Q&A with Paul Brody, president and co-founder of Sococo

By Editor February 21, 2011

Sococo logo 

Sococo has devised an innovative online communication and sharing community for businesses with distributed teams of employees. It was founded in 2007 and is based in Mountain View, Calif.

SUB: How do your services work? What is the basic experience for the end user?

Brody: Using Sococo Team Space is just like being in an office with your distributed team in real time. You can all talk, chat, screen share and work together in an easy-to-use environment. Plus, you can see what’s going on around you. Team Space has been optimized for groups of four or more members that need to be in frequent communication and use cloud and desktop applications. Sococo’s spatial user interface and avatars create a virtual and visual environment for a more connected experience.

SUB: Who are your target customers?

Brody: Team Space targets businesses with distributed teams, and is particularly handy for those teams who practice Agile development. Team Space, however, is not just for techies. By incorporating the ability to persistently share documents, audio, video, view websites, and instant message, the service is useful for most anyone needing to communicate easily, efficiently, and cost-effectively with their colleagues across a distance.

SUB: How many customers do you currently have?

Brody: Since we launched our beta in early 2010, more than 3,000 Team Space “spaces” have been created.

SUB: What is your business model? How do you make money?

Brody: Our users pay as if renting office space, instead of having to pay for individual membership. Team Space operates on a “freemium” model. We offer a free level of service to everyone with one small conference room, a courtyard, and two offices. Teams can pay for an upgraded space that features up to 32 offices with a conference room able to hold up to 16 people.

SUB: Who do you see as your primary competition?

Brody: Team Space is a social communications service. That means it enables social awareness and interaction between distributed team members in a virtual environment with communications and applications integrated. Its main competitors in communication are Skype for VOIP, and Web-Ex and Go-To-Meeting. With the ability to integrate cloud-based productivity tools into an all-encompassing communication environment, we compete with and beat any individual service in the communication field.

SUB: What differentiates Sococo from the competition?

Brody: Sococo is a social communication service. Providing everyone with an avatar, a private office and conference rooms with their important cloud, enterprise and desktop applications integrated enables people to work in the cloud the same way they would work together in a physical office. It enables ad hoc and scheduled communications and does so in ways that make everyone socially aware of their environment and their co-workers.

SUB: How has the company been funded to this point? Have you raised outside funding?
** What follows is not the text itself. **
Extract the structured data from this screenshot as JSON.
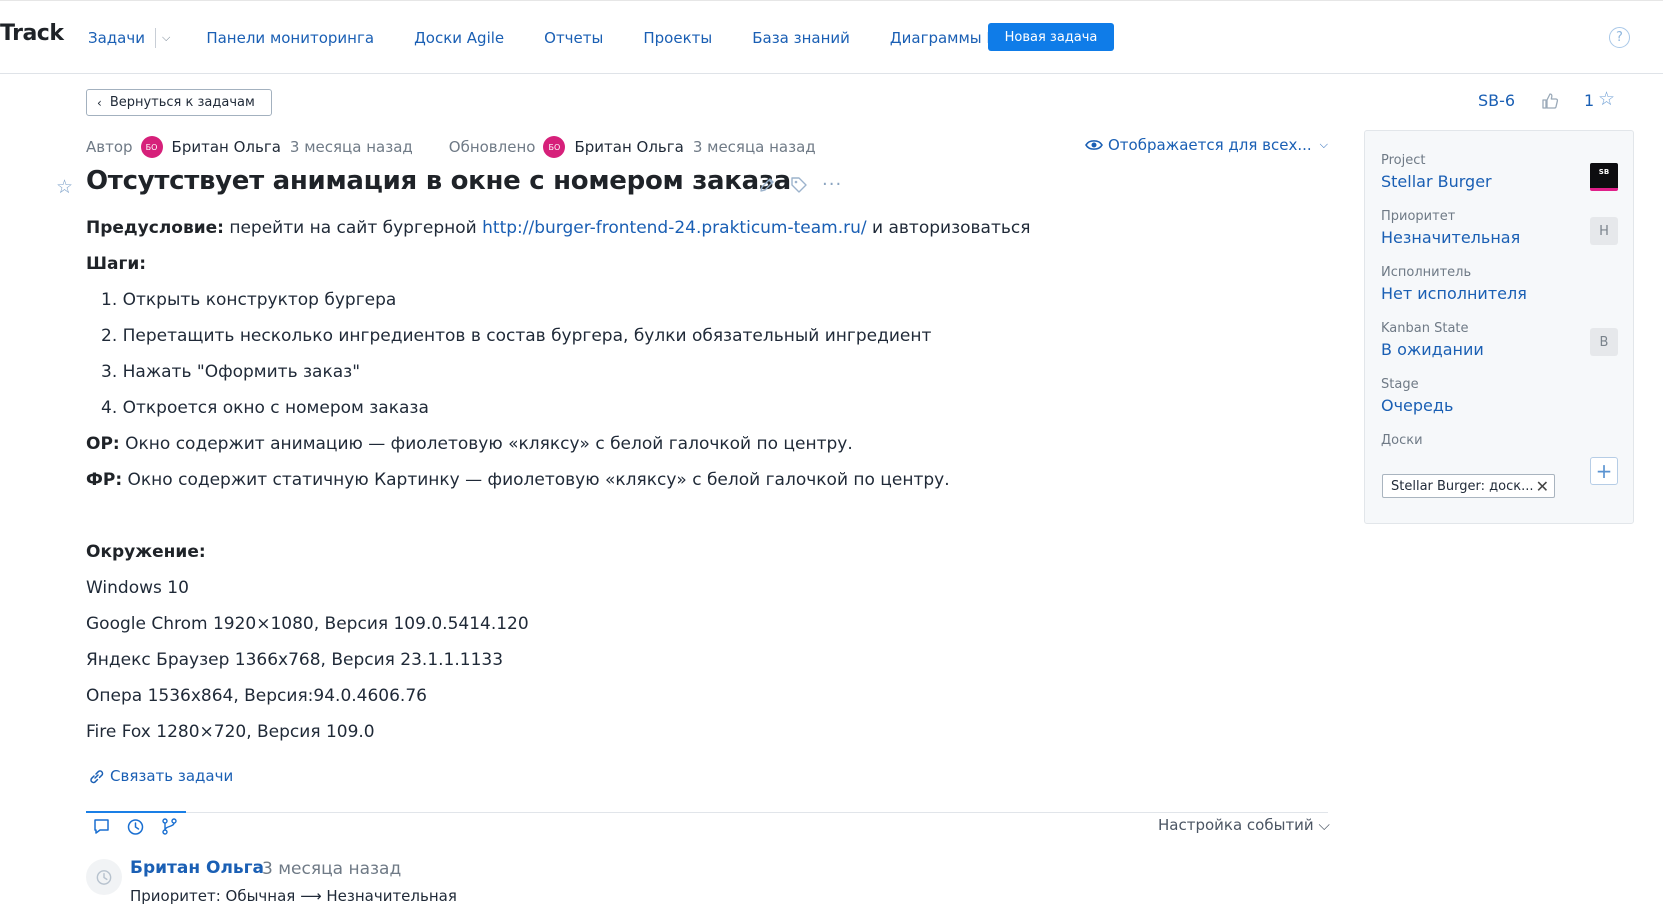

Do you plan to do so in the near future?

Brody: Sococo has earned $6.3 million in Series A funding thus far and the round is still open.

SUB: What have some of the challenges been to building the business so far?

Brody: Sococo Team Space reflects four years of research and development. In those four years we worked through the issues associated with spatial switching, focusing on technical breakthroughs, acquiring three patents in the process, and actively engaging early adopters for feedback. 

Where do you see Sococo in roughly a year from now?

Brody: Sococo will have grown into an exciting new entrant in business communications for distributed teams. We should have partners who have added Team Space to their applications to broaden our reach, and we should have further built out the infrastructure for managing complex distributed teams worldwide.

SUB: Finally, a question I always ask: as an entrepreneur who has weathered the down economy, what advice do you have for those just starting out—especially in an economy that remains less than dynamic?

Brody: Go lean. If you have a product and a vision, hammer it out and persevere all storms: going lean is the easiest way to do that. Work out of your home if you have to, don’t buy a physical office (use Sococo Team Space to communicate with your team instead!) and create the product in its purest iteration. Don’t be deterred by detractors or those who don’t understand what you’re trying to do. Sometimes it’s not easy to explain your vision right away. Once you have a product you’re proud of, people will get it.

Sococo – www.sococo.com